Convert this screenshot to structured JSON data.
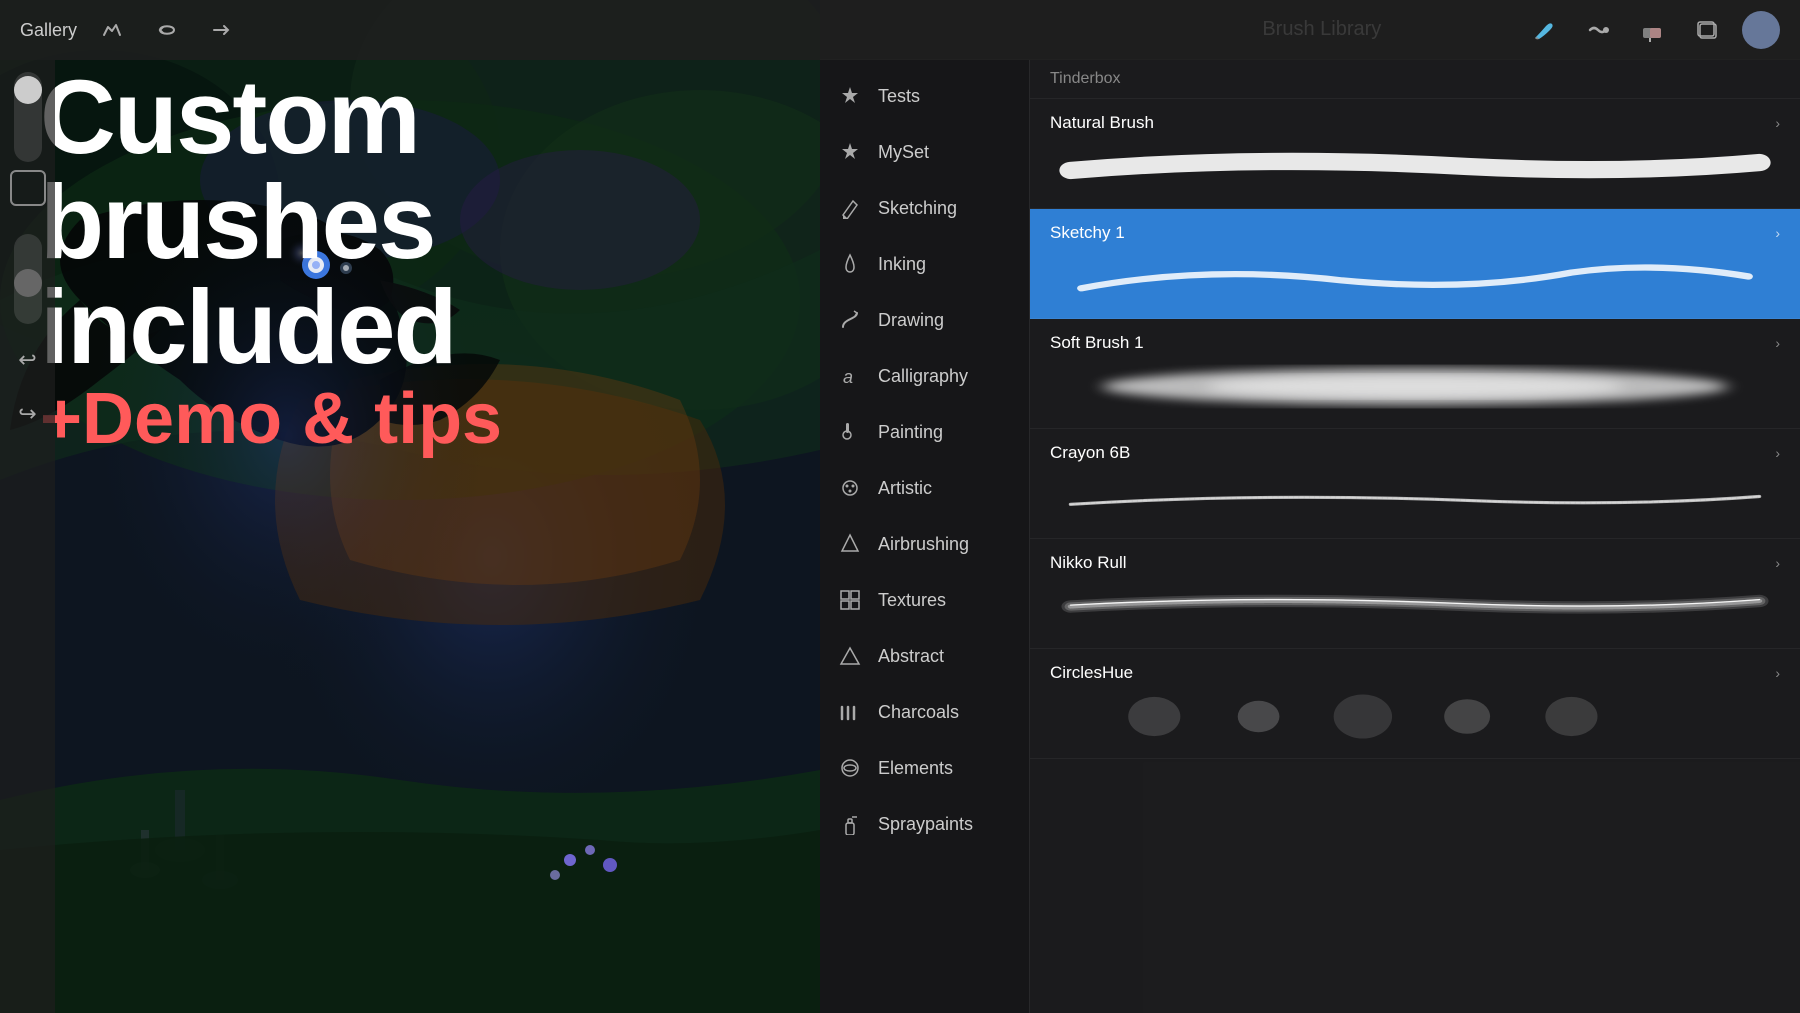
{
  "toolbar": {
    "gallery_label": "Gallery",
    "add_label": "+",
    "title": "Brush Library"
  },
  "overlay": {
    "main_title": "Custom brushes included",
    "sub_title": "+Demo & tips"
  },
  "categories": [
    {
      "id": "tests",
      "label": "Tests",
      "icon": "✦"
    },
    {
      "id": "myset",
      "label": "MySet",
      "icon": "✦"
    },
    {
      "id": "sketching",
      "label": "Sketching",
      "icon": "✐"
    },
    {
      "id": "inking",
      "label": "Inking",
      "icon": "💧"
    },
    {
      "id": "drawing",
      "label": "Drawing",
      "icon": "↺"
    },
    {
      "id": "calligraphy",
      "label": "Calligraphy",
      "icon": "𝒶"
    },
    {
      "id": "painting",
      "label": "Painting",
      "icon": "🖌"
    },
    {
      "id": "artistic",
      "label": "Artistic",
      "icon": "🎨"
    },
    {
      "id": "airbrushing",
      "label": "Airbrushing",
      "icon": "△"
    },
    {
      "id": "textures",
      "label": "Textures",
      "icon": "▦"
    },
    {
      "id": "abstract",
      "label": "Abstract",
      "icon": "△"
    },
    {
      "id": "charcoals",
      "label": "Charcoals",
      "icon": "⦁⦁⦁"
    },
    {
      "id": "elements",
      "label": "Elements",
      "icon": "☯"
    },
    {
      "id": "spraypaints",
      "label": "Spraypaints",
      "icon": "🗑"
    }
  ],
  "brush_list_header": "Tinderbox",
  "brushes": [
    {
      "id": "natural-brush",
      "name": "Natural Brush",
      "selected": false,
      "preview_type": "stroke_wide"
    },
    {
      "id": "sketchy-1",
      "name": "Sketchy 1",
      "selected": true,
      "preview_type": "stroke_curved"
    },
    {
      "id": "soft-brush-1",
      "name": "Soft Brush 1",
      "selected": false,
      "preview_type": "stroke_soft"
    },
    {
      "id": "crayon-6b",
      "name": "Crayon 6B",
      "selected": false,
      "preview_type": "stroke_thin"
    },
    {
      "id": "nikko-rull",
      "name": "Nikko Rull",
      "selected": false,
      "preview_type": "stroke_textured"
    },
    {
      "id": "circles-hue",
      "name": "CirclesHue",
      "selected": false,
      "preview_type": "stroke_circles"
    }
  ],
  "colors": {
    "accent_blue": "#2f7fd4",
    "text_primary": "#ffffff",
    "text_secondary": "#cccccc",
    "text_muted": "#888888",
    "panel_bg": "#1c1c1e",
    "selected_blue": "#2f7fd4",
    "sub_title_red": "#ff5a5a"
  }
}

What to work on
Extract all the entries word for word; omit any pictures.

Written solution
Convert this screenshot to structured JSON data.
{
  "toolbar": {
    "gallery_label": "Gallery",
    "add_label": "+",
    "title": "Brush Library"
  },
  "overlay": {
    "main_title": "Custom brushes included",
    "sub_title": "+Demo & tips"
  },
  "categories": [
    {
      "id": "tests",
      "label": "Tests",
      "icon": "✦"
    },
    {
      "id": "myset",
      "label": "MySet",
      "icon": "✦"
    },
    {
      "id": "sketching",
      "label": "Sketching",
      "icon": "✐"
    },
    {
      "id": "inking",
      "label": "Inking",
      "icon": "💧"
    },
    {
      "id": "drawing",
      "label": "Drawing",
      "icon": "↺"
    },
    {
      "id": "calligraphy",
      "label": "Calligraphy",
      "icon": "𝒶"
    },
    {
      "id": "painting",
      "label": "Painting",
      "icon": "🖌"
    },
    {
      "id": "artistic",
      "label": "Artistic",
      "icon": "🎨"
    },
    {
      "id": "airbrushing",
      "label": "Airbrushing",
      "icon": "△"
    },
    {
      "id": "textures",
      "label": "Textures",
      "icon": "▦"
    },
    {
      "id": "abstract",
      "label": "Abstract",
      "icon": "△"
    },
    {
      "id": "charcoals",
      "label": "Charcoals",
      "icon": "⦁⦁⦁"
    },
    {
      "id": "elements",
      "label": "Elements",
      "icon": "☯"
    },
    {
      "id": "spraypaints",
      "label": "Spraypaints",
      "icon": "🗑"
    }
  ],
  "brush_list_header": "Tinderbox",
  "brushes": [
    {
      "id": "natural-brush",
      "name": "Natural Brush",
      "selected": false,
      "preview_type": "stroke_wide"
    },
    {
      "id": "sketchy-1",
      "name": "Sketchy 1",
      "selected": true,
      "preview_type": "stroke_curved"
    },
    {
      "id": "soft-brush-1",
      "name": "Soft Brush 1",
      "selected": false,
      "preview_type": "stroke_soft"
    },
    {
      "id": "crayon-6b",
      "name": "Crayon 6B",
      "selected": false,
      "preview_type": "stroke_thin"
    },
    {
      "id": "nikko-rull",
      "name": "Nikko Rull",
      "selected": false,
      "preview_type": "stroke_textured"
    },
    {
      "id": "circles-hue",
      "name": "CirclesHue",
      "selected": false,
      "preview_type": "stroke_circles"
    }
  ],
  "colors": {
    "accent_blue": "#2f7fd4",
    "text_primary": "#ffffff",
    "text_secondary": "#cccccc",
    "text_muted": "#888888",
    "panel_bg": "#1c1c1e",
    "selected_blue": "#2f7fd4",
    "sub_title_red": "#ff5a5a"
  }
}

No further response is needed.